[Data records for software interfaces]
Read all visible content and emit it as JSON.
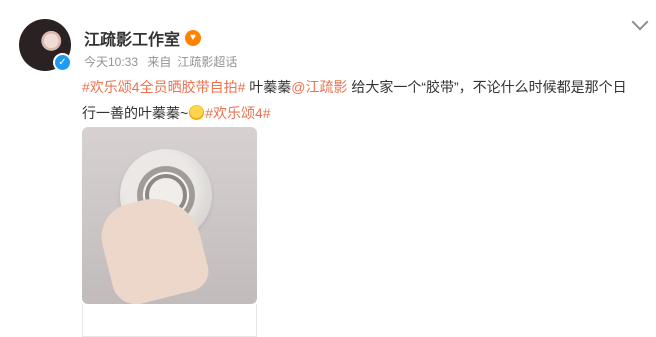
{
  "author": {
    "name": "江疏影工作室",
    "badge_icon": "heart-eyes-icon"
  },
  "meta": {
    "time": "今天10:33",
    "source_prefix": "来自",
    "source": "江疏影超话"
  },
  "post": {
    "tag1": "#欢乐颂4全员晒胶带自拍#",
    "text1": " 叶蓁蓁",
    "mention": "@江疏影",
    "text2": " 给大家一个“胶带”，不论什么时候都是那个日行一善的叶蓁蓁~",
    "tag2": "#欢乐颂4#"
  },
  "colors": {
    "accent": "#eb7350",
    "meta": "#939393"
  }
}
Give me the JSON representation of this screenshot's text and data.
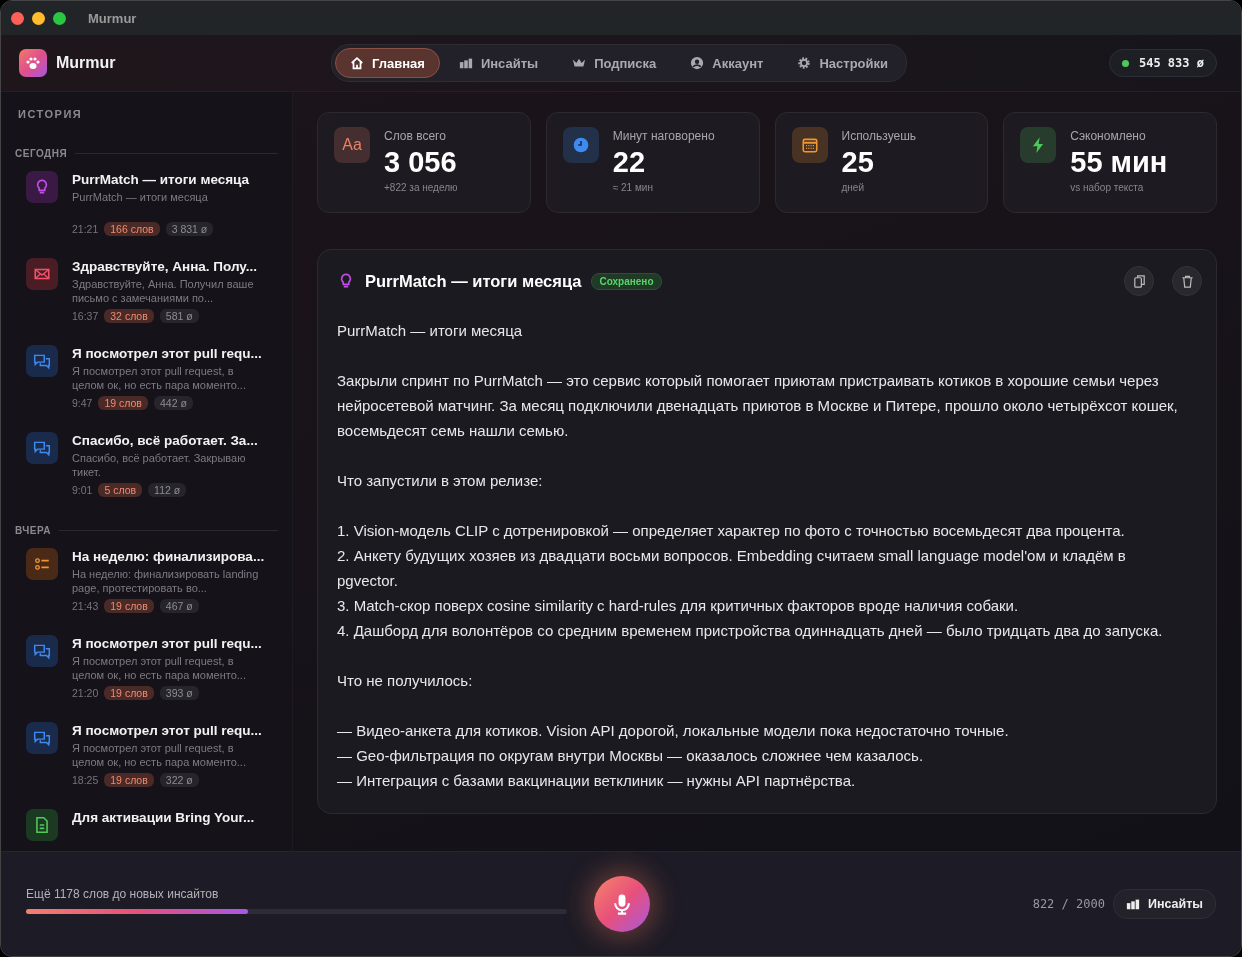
{
  "window": {
    "title": "Murmur"
  },
  "app": {
    "name": "Murmur"
  },
  "nav": [
    {
      "label": "Главная",
      "selected": true
    },
    {
      "label": "Инсайты",
      "selected": false
    },
    {
      "label": "Подписка",
      "selected": false
    },
    {
      "label": "Аккаунт",
      "selected": false
    },
    {
      "label": "Настройки",
      "selected": false
    }
  ],
  "balance": {
    "value": "545 833 ø",
    "online": true
  },
  "sidebar": {
    "title": "ИСТОРИЯ",
    "groups": [
      {
        "label": "СЕГОДНЯ",
        "items": [
          {
            "kind": "idea",
            "title": "PurrMatch — итоги месяца",
            "preview": "PurrMatch — итоги месяца",
            "time": "21:21",
            "words": "166 слов",
            "count": "3 831 ø"
          },
          {
            "kind": "mail",
            "title": "Здравствуйте, Анна. Полу...",
            "preview": "Здравствуйте, Анна. Получил ваше письмо с замечаниями по...",
            "time": "16:37",
            "words": "32 слов",
            "count": "581 ø"
          },
          {
            "kind": "chat",
            "title": "Я посмотрел этот pull requ...",
            "preview": "Я посмотрел этот pull request, в целом ок, но есть пара моменто...",
            "time": "9:47",
            "words": "19 слов",
            "count": "442 ø"
          },
          {
            "kind": "chat",
            "title": "Спасибо, всё работает. За...",
            "preview": "Спасибо, всё работает. Закрываю тикет.",
            "time": "9:01",
            "words": "5 слов",
            "count": "112 ø"
          }
        ]
      },
      {
        "label": "ВЧЕРА",
        "items": [
          {
            "kind": "list",
            "title": "На неделю: финализирова...",
            "preview": "На неделю: финализировать landing page, протестировать во...",
            "time": "21:43",
            "words": "19 слов",
            "count": "467 ø"
          },
          {
            "kind": "chat",
            "title": "Я посмотрел этот pull requ...",
            "preview": "Я посмотрел этот pull request, в целом ок, но есть пара моменто...",
            "time": "21:20",
            "words": "19 слов",
            "count": "393 ø"
          },
          {
            "kind": "chat",
            "title": "Я посмотрел этот pull requ...",
            "preview": "Я посмотрел этот pull request, в целом ок, но есть пара моменто...",
            "time": "18:25",
            "words": "19 слов",
            "count": "322 ø"
          },
          {
            "kind": "doc",
            "title": "Для активации Bring Your..."
          }
        ]
      }
    ]
  },
  "stats": [
    {
      "kind": "text",
      "icon_text": "Aa",
      "color": "#e8826a",
      "label": "Слов всего",
      "value": "3 056",
      "note": "+822 за неделю"
    },
    {
      "kind": "clock",
      "color": "#3d8bf0",
      "label": "Минут наговорено",
      "value": "22",
      "note": "≈ 21 мин"
    },
    {
      "kind": "calendar",
      "color": "#f0962e",
      "label": "Используешь",
      "value": "25",
      "note": "дней"
    },
    {
      "kind": "bolt",
      "color": "#4fc85a",
      "label": "Сэкономлено",
      "value": "55 мин",
      "note": "vs набор текста"
    }
  ],
  "document": {
    "title": "PurrMatch — итоги месяца",
    "badge": "Сохранено",
    "paragraphs": [
      "PurrMatch — итоги месяца",
      "Закрыли спринт по PurrMatch — это сервис который помогает приютам пристраивать котиков в хорошие семьи через нейросетевой матчинг. За месяц подключили двенадцать приютов в Москве и Питере, прошло около четырёхсот кошек, восемьдесят семь нашли семью.",
      "Что запустили в этом релизе:",
      [
        "1. Vision-модель CLIP с дотренировкой — определяет характер по фото с точностью восемьдесят два процента.",
        "2. Анкету будущих хозяев из двадцати восьми вопросов. Embedding считаем small language model'ом и кладём в pgvector.",
        "3. Match-скор поверх cosine similarity с hard-rules для критичных факторов вроде наличия собаки.",
        "4. Дашборд для волонтёров со средним временем пристройства одиннадцать дней — было тридцать два до запуска."
      ],
      "Что не получилось:",
      [
        "— Видео-анкета для котиков. Vision API дорогой, локальные модели пока недостаточно точные.",
        "— Geo-фильтрация по округам внутри Москвы — оказалось сложнее чем казалось.",
        "— Интеграция с базами вакцинации ветклиник — нужны API партнёрства."
      ]
    ]
  },
  "footer": {
    "remaining": "Ещё 1178 слов до новых инсайтов",
    "level": 0.411,
    "counter": "822 / 2000",
    "insights_button": "Инсайты"
  }
}
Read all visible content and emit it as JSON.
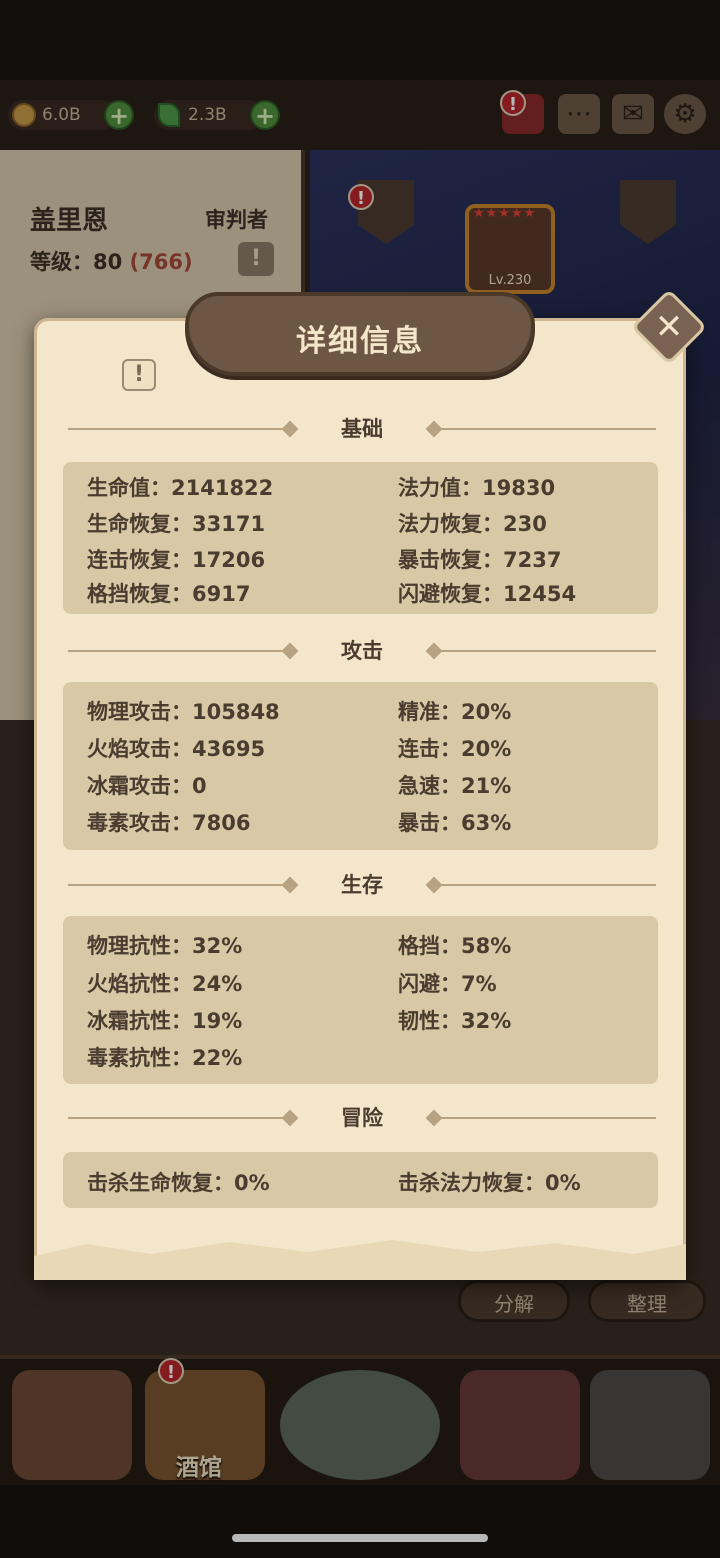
{
  "topbar": {
    "gold": "6.0B",
    "gems": "2.3B",
    "badge_mark": "!"
  },
  "hero": {
    "name": "盖里恩",
    "class": "审判者",
    "level_label": "等级：80",
    "level_extra": "(766)",
    "info_mark": "!"
  },
  "scene": {
    "slot_level": "Lv.230",
    "stars": "★★★★★"
  },
  "lower": {
    "decompose_label": "分解",
    "sort_label": "整理"
  },
  "bottom_nav": {
    "tavern_label": "酒馆"
  },
  "modal": {
    "title": "详细信息",
    "close_symbol": "✕",
    "info_mark": "!",
    "sections": [
      {
        "title": "基础",
        "stats": [
          "生命值：2141822",
          "法力值：19830",
          "生命恢复：33171",
          "法力恢复：230",
          "连击恢复：17206",
          "暴击恢复：7237",
          "格挡恢复：6917",
          "闪避恢复：12454"
        ]
      },
      {
        "title": "攻击",
        "stats": [
          "物理攻击：105848",
          "精准：20%",
          "火焰攻击：43695",
          "连击：20%",
          "冰霜攻击：0",
          "急速：21%",
          "毒素攻击：7806",
          "暴击：63%"
        ]
      },
      {
        "title": "生存",
        "stats": [
          "物理抗性：32%",
          "格挡：58%",
          "火焰抗性：24%",
          "闪避：7%",
          "冰霜抗性：19%",
          "韧性：32%",
          "毒素抗性：22%"
        ]
      },
      {
        "title": "冒险",
        "stats": [
          "击杀生命恢复：0%",
          "击杀法力恢复：0%"
        ]
      }
    ]
  }
}
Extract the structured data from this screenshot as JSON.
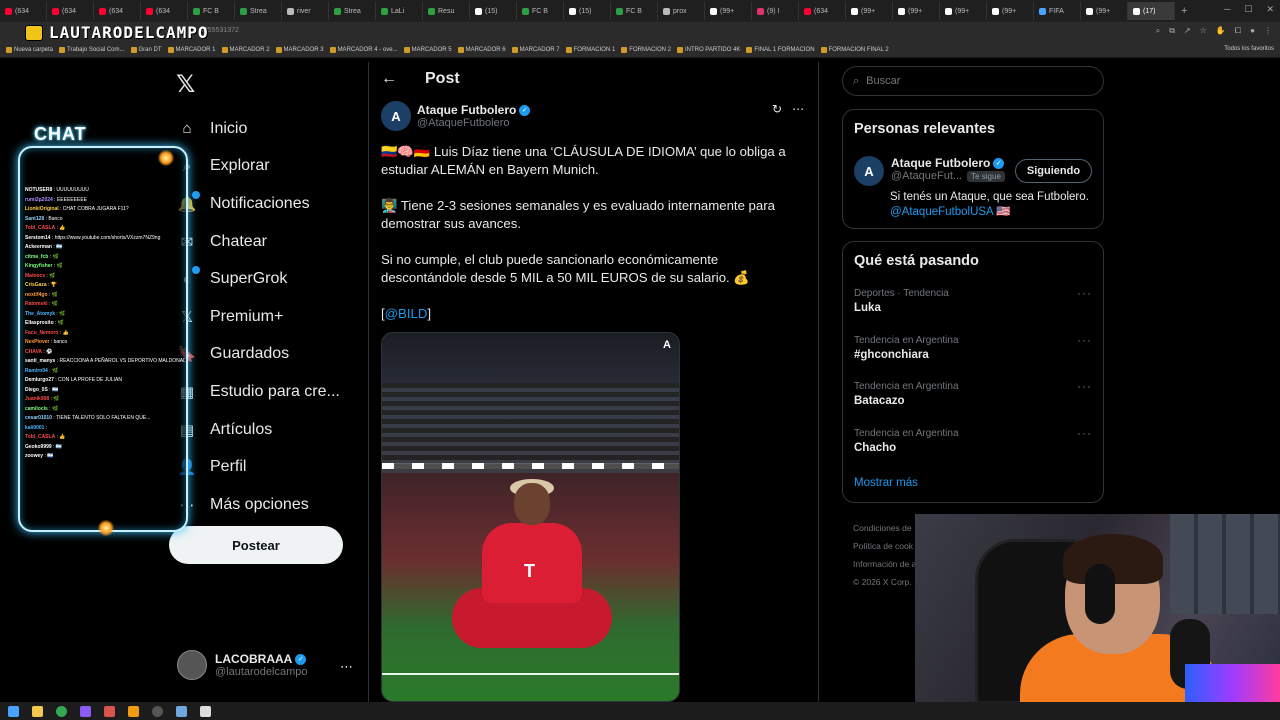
{
  "browser": {
    "tabs": [
      {
        "label": "(634",
        "color": "#ff0033"
      },
      {
        "label": "(634",
        "color": "#ff0033"
      },
      {
        "label": "(634",
        "color": "#ff0033"
      },
      {
        "label": "(634",
        "color": "#ff0033"
      },
      {
        "label": "FC B",
        "color": "#2ea043"
      },
      {
        "label": "Strea",
        "color": "#2ea043"
      },
      {
        "label": "river",
        "color": "#bbbbbb"
      },
      {
        "label": "Strea",
        "color": "#2ea043"
      },
      {
        "label": "LaLi",
        "color": "#2ea043"
      },
      {
        "label": "Resu",
        "color": "#2ea043"
      },
      {
        "label": "(15)",
        "color": "#ffffff"
      },
      {
        "label": "FC B",
        "color": "#2ea043"
      },
      {
        "label": "(15)",
        "color": "#ffffff"
      },
      {
        "label": "FC B",
        "color": "#2ea043"
      },
      {
        "label": "prox",
        "color": "#bbbbbb"
      },
      {
        "label": "(99+",
        "color": "#ffffff"
      },
      {
        "label": "(9) I",
        "color": "#e1306c"
      },
      {
        "label": "(634",
        "color": "#ff0033"
      },
      {
        "label": "(99+",
        "color": "#ffffff"
      },
      {
        "label": "(99+",
        "color": "#ffffff"
      },
      {
        "label": "(99+",
        "color": "#ffffff"
      },
      {
        "label": "(99+",
        "color": "#ffffff"
      },
      {
        "label": "FIFA",
        "color": "#4aa3ff"
      },
      {
        "label": "(99+",
        "color": "#ffffff"
      },
      {
        "label": "(17)",
        "color": "#ffffff"
      }
    ],
    "url_fragment": "4255531372",
    "bookmarks": [
      "Nueva carpeta",
      "Trabajo Social Com...",
      "Gran DT",
      "MARCADOR 1",
      "MARCADOR 2",
      "MARCADOR 3",
      "MARCADOR 4 - ove...",
      "MARCADOR 5",
      "MARCADOR 6",
      "MARCADOR 7",
      "FORMACION 1",
      "FORMACION 2",
      "INTRO PARTIDO 4K",
      "FINAL 1 FORMACION",
      "FORMACION FINAL 2"
    ],
    "bookmarks_right": "Todos los favoritos"
  },
  "stream_logo": "LAUTARODELCAMPO",
  "chat": {
    "title": "CHAT",
    "messages": [
      {
        "user": "NOTUSER8",
        "text": "UUUUUUUUU",
        "color": "#ffffff"
      },
      {
        "user": "rumi2p2024",
        "text": "EEEEEEEEE",
        "color": "#b48cff"
      },
      {
        "user": "LionkiOriginal",
        "text": "CHAT COBRA JUGARA F11?",
        "color": "#ffd23f"
      },
      {
        "user": "Sant128",
        "text": "Banco",
        "color": "#8fd3ff"
      },
      {
        "user": "Tobi_CASLA",
        "text": "👍",
        "color": "#ff4b4b"
      },
      {
        "user": "Serstom14",
        "text": "https://www.youtube.com/shorts/VXzzm7NZ9ng",
        "color": "#ffffff"
      },
      {
        "user": "Ackeerman",
        "text": "🇦🇷",
        "color": "#ffffff"
      },
      {
        "user": "citma_fcb",
        "text": "🌿",
        "color": "#7dff7d"
      },
      {
        "user": "Kingyfisher",
        "text": "🌿",
        "color": "#7dff7d"
      },
      {
        "user": "Mateocs",
        "text": "🌿",
        "color": "#ff4b4b"
      },
      {
        "user": "CrisGaza",
        "text": "🏆",
        "color": "#ffd23f"
      },
      {
        "user": "noxtif4go",
        "text": "🌿",
        "color": "#ff9b3b"
      },
      {
        "user": "Ratomski",
        "text": "🌿",
        "color": "#ff4b4b"
      },
      {
        "user": "The_Atomyk",
        "text": "🌿",
        "color": "#4fb8ff"
      },
      {
        "user": "Ellasprosito",
        "text": "🌿",
        "color": "#ffffff"
      },
      {
        "user": "Facu_Nemoro",
        "text": "👍",
        "color": "#ff4b4b"
      },
      {
        "user": "NexPlover",
        "text": "banco",
        "color": "#ff9b3b"
      },
      {
        "user": "CHAVA",
        "text": "⚽",
        "color": "#ff4b4b"
      },
      {
        "user": "santi_manys",
        "text": "REACCIONA A PEÑAROL VS DEPORTIVO MALDONADO COBRIX",
        "color": "#ffffff"
      },
      {
        "user": "Ramiro04",
        "text": "🌿",
        "color": "#4fb8ff"
      },
      {
        "user": "Demlurgo27",
        "text": "CON LA PROFE DE JULIAN",
        "color": "#ffffff"
      },
      {
        "user": "Diego_0S",
        "text": "🇦🇷",
        "color": "#ffffff"
      },
      {
        "user": "Juanik908",
        "text": "🌿",
        "color": "#ff4b4b"
      },
      {
        "user": "camilocls",
        "text": "🌿",
        "color": "#7dff7d"
      },
      {
        "user": "cesar01010",
        "text": "TIENE TALENTO SOLO FALTA EN QUE...",
        "color": "#8fd3ff"
      },
      {
        "user": "kali0001",
        "text": "",
        "color": "#4fb8ff"
      },
      {
        "user": "Tobi_CASLA",
        "text": "👍",
        "color": "#ff4b4b"
      },
      {
        "user": "Geoko9999",
        "text": "🇦🇷",
        "color": "#ffffff"
      },
      {
        "user": "zoowey",
        "text": "🇦🇷",
        "color": "#ffffff"
      }
    ]
  },
  "nav": {
    "items": [
      {
        "label": "Inicio",
        "icon": "home-icon",
        "glyph": "⌂"
      },
      {
        "label": "Explorar",
        "icon": "search-icon",
        "glyph": "⌕"
      },
      {
        "label": "Notificaciones",
        "icon": "bell-icon",
        "glyph": "🔔"
      },
      {
        "label": "Chatear",
        "icon": "mail-icon",
        "glyph": "✉"
      },
      {
        "label": "SuperGrok",
        "icon": "grok-icon",
        "glyph": "◐"
      },
      {
        "label": "Premium+",
        "icon": "x-premium-icon",
        "glyph": "𝕏"
      },
      {
        "label": "Guardados",
        "icon": "bookmark-icon",
        "glyph": "🔖"
      },
      {
        "label": "Estudio para cre...",
        "icon": "creator-studio-icon",
        "glyph": "▦"
      },
      {
        "label": "Artículos",
        "icon": "article-icon",
        "glyph": "▤"
      },
      {
        "label": "Perfil",
        "icon": "profile-icon",
        "glyph": "👤"
      },
      {
        "label": "Más opciones",
        "icon": "more-options-icon",
        "glyph": "⋯"
      }
    ],
    "post_button": "Postear"
  },
  "account": {
    "name": "LACOBRAAA",
    "handle": "@lautarodelcampo"
  },
  "post": {
    "header": "Post",
    "author_name": "Ataque Futbolero",
    "author_handle": "@AtaqueFutbolero",
    "avatar_glyph": "A",
    "paragraphs": [
      "🇨🇴🧠🇩🇪 Luis Díaz tiene una ‘CLÁUSULA DE IDIOMA’ que lo obliga a estudiar ALEMÁN en Bayern Munich.",
      "👨‍🏫 Tiene 2-3 sesiones semanales y es evaluado internamente para demostrar sus avances.",
      "Si no cumple, el club puede sancionarlo económicamente descontándole desde 5 MIL a 50 MIL EUROS de su salario. 💰"
    ],
    "mention_prefix": "[",
    "mention": "@BILD",
    "mention_suffix": "]",
    "media_watermark": "A"
  },
  "search": {
    "placeholder": "Buscar"
  },
  "relevant": {
    "title": "Personas relevantes",
    "name": "Ataque Futbolero",
    "handle": "@AtaqueFut...",
    "follows_you": "Te sigue",
    "button": "Siguiendo",
    "bio": "Si tenés un Ataque, que sea Futbolero.",
    "bio_link": "@AtaqueFutbolUSA 🇺🇸"
  },
  "trends": {
    "title": "Qué está pasando",
    "items": [
      {
        "category": "Deportes · Tendencia",
        "name": "Luka"
      },
      {
        "category": "Tendencia en Argentina",
        "name": "#ghconchiara"
      },
      {
        "category": "Tendencia en Argentina",
        "name": "Batacazo"
      },
      {
        "category": "Tendencia en Argentina",
        "name": "Chacho"
      }
    ],
    "show_more": "Mostrar más"
  },
  "footer": [
    "Condiciones de",
    "Política de cook",
    "Información de a",
    "© 2026 X Corp."
  ]
}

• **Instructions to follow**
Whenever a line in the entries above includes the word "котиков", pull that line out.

• **Exercise answer**
      "Закрыли спринт по PurrMatch — это сервис который помогает приютам пристраивать котиков в хорошие семьи через нейросетевой матчинг. За месяц подключили двенадцать приютов в Москве и Питере, прошло около четырёхсот кошек, восемьдесят семь нашли семью.",
        "— Видео-анкета для котиков. Vision API дорогой, локальные модели пока недостаточно точные.",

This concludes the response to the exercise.